• BRIEF
Write out each line of the entries below that holds the word "into".

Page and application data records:
━━━━━━━━━━

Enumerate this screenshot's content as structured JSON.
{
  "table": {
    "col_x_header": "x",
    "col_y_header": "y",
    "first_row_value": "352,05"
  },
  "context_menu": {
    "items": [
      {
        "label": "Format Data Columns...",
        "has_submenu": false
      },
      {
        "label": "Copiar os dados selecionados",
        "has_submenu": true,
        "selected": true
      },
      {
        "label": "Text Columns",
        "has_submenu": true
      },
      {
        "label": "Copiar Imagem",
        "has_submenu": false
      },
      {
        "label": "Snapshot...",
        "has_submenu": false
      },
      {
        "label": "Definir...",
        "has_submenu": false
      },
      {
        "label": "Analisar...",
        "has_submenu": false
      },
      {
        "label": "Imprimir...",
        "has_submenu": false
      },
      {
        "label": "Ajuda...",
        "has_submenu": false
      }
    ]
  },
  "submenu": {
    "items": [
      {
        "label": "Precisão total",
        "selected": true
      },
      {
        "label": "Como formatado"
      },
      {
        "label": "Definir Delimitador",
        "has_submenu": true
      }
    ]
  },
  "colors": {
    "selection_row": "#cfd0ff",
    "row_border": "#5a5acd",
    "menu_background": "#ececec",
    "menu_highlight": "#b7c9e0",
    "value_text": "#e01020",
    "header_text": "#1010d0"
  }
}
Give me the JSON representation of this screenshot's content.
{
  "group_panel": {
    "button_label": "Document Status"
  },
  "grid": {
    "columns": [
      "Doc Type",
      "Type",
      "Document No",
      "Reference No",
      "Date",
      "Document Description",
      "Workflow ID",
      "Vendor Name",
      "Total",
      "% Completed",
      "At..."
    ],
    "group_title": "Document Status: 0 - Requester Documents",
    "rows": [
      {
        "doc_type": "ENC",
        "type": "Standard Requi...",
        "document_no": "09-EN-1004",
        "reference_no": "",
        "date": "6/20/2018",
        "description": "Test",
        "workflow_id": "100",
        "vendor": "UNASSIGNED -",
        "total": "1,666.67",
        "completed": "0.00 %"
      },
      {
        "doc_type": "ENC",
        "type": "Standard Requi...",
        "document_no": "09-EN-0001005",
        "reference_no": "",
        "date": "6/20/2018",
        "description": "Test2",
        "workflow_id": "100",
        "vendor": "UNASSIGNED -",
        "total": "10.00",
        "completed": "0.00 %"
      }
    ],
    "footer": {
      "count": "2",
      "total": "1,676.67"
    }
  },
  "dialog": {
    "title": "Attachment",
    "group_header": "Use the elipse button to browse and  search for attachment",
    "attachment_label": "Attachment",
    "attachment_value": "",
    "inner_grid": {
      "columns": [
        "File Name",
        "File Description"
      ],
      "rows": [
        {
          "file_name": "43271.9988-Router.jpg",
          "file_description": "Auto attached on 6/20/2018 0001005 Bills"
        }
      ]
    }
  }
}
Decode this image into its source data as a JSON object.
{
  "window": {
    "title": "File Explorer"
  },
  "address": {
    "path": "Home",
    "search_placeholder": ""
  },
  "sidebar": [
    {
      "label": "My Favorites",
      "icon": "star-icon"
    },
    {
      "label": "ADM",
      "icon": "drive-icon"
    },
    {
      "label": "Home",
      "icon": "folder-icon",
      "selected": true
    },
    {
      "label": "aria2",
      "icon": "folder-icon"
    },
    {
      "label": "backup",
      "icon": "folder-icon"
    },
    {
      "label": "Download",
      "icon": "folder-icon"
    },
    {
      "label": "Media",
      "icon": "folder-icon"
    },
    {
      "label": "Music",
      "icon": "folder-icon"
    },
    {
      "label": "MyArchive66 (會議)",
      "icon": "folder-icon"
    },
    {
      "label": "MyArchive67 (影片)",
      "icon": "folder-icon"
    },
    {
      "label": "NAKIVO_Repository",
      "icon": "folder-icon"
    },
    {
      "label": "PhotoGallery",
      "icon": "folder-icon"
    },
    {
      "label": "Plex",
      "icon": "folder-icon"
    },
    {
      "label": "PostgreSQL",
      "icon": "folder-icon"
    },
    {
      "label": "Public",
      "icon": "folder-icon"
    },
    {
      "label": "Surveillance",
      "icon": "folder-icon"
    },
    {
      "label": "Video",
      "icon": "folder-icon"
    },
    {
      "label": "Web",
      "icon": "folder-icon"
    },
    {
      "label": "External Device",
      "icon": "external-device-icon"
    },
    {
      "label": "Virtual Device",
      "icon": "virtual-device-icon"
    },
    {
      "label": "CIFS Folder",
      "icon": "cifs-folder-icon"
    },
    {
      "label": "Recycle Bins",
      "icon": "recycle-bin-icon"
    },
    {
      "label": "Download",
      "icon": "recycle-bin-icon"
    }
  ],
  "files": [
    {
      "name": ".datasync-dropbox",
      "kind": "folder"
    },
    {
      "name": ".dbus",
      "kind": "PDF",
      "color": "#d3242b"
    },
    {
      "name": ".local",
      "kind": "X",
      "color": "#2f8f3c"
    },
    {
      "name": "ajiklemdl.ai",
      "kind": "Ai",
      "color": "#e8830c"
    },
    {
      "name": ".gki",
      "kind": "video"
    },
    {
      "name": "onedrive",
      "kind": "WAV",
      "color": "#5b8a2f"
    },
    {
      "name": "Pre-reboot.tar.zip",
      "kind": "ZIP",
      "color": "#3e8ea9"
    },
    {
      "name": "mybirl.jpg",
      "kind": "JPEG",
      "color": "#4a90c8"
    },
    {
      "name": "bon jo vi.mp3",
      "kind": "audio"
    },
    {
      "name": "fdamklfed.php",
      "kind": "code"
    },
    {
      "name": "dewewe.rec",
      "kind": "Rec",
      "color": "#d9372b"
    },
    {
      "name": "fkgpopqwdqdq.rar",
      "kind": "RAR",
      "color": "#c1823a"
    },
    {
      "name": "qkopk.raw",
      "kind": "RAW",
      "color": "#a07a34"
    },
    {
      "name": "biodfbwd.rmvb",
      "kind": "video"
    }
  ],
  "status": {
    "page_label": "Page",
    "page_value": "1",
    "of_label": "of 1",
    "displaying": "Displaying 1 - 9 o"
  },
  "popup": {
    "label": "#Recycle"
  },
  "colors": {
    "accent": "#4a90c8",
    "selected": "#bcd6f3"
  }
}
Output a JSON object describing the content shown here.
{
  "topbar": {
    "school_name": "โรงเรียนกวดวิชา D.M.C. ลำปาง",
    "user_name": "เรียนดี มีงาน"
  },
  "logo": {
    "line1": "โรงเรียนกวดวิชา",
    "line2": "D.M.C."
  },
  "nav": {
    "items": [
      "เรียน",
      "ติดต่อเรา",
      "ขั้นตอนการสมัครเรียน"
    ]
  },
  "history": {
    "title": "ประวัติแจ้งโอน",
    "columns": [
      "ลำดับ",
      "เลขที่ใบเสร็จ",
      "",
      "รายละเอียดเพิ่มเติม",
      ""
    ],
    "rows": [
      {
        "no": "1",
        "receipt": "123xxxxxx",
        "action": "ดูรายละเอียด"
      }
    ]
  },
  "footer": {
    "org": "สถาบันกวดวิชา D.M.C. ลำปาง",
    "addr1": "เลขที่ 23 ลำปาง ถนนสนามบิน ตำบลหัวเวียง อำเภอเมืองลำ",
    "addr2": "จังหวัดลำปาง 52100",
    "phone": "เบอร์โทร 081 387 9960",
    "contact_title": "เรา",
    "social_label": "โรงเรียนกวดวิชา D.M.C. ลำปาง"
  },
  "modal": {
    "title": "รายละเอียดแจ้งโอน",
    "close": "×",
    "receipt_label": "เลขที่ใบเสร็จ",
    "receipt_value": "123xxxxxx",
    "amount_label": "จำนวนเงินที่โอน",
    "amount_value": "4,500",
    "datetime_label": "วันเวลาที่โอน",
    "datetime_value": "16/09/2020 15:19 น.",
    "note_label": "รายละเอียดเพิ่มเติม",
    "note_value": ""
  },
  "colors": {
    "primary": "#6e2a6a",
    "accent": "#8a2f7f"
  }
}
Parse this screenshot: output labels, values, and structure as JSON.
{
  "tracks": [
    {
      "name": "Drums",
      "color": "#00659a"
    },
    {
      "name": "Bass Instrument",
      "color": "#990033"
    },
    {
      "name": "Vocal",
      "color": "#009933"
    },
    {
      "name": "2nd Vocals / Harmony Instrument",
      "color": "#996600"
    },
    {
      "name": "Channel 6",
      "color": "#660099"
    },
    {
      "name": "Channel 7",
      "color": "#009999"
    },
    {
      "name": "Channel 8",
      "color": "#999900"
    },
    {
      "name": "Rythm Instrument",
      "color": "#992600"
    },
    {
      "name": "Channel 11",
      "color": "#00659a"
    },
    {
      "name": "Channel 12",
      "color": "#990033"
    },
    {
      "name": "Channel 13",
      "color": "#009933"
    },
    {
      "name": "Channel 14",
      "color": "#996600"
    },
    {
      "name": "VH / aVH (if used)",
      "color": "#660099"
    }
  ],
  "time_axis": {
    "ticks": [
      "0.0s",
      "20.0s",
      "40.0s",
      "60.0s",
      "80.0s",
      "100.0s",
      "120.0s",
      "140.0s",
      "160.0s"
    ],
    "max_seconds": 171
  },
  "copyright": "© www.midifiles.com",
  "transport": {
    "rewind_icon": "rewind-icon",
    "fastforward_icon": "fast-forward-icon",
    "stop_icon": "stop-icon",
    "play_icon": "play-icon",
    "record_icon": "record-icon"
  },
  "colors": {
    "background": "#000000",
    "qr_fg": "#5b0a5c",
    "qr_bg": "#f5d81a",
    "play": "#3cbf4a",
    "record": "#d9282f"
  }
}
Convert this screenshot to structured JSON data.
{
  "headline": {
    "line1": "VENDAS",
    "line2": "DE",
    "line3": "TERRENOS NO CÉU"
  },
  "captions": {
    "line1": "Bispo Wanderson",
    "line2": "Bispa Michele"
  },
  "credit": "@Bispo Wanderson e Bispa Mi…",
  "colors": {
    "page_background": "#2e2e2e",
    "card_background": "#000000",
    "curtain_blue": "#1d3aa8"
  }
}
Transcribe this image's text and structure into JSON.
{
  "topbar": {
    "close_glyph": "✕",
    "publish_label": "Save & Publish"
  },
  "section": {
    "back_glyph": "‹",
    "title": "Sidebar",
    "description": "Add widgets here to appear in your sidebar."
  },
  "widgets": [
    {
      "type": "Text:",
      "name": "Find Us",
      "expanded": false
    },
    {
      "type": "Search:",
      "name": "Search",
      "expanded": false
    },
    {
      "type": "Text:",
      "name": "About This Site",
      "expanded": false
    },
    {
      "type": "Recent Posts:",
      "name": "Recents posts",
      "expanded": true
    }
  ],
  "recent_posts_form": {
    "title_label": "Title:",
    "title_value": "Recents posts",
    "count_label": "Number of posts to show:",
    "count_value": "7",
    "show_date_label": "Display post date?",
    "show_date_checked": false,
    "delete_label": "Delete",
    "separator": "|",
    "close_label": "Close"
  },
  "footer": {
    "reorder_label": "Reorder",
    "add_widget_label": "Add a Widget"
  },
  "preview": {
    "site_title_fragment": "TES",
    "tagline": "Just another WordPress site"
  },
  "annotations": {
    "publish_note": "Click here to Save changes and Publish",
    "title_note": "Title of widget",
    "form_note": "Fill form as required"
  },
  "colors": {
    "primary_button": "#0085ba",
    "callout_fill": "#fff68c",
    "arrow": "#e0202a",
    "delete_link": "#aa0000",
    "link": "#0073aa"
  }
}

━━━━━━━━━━

• EXERCISE RESPONSE
Decode this image into its source data as a JSON object.
Transcribe this image's text and structure into JSON.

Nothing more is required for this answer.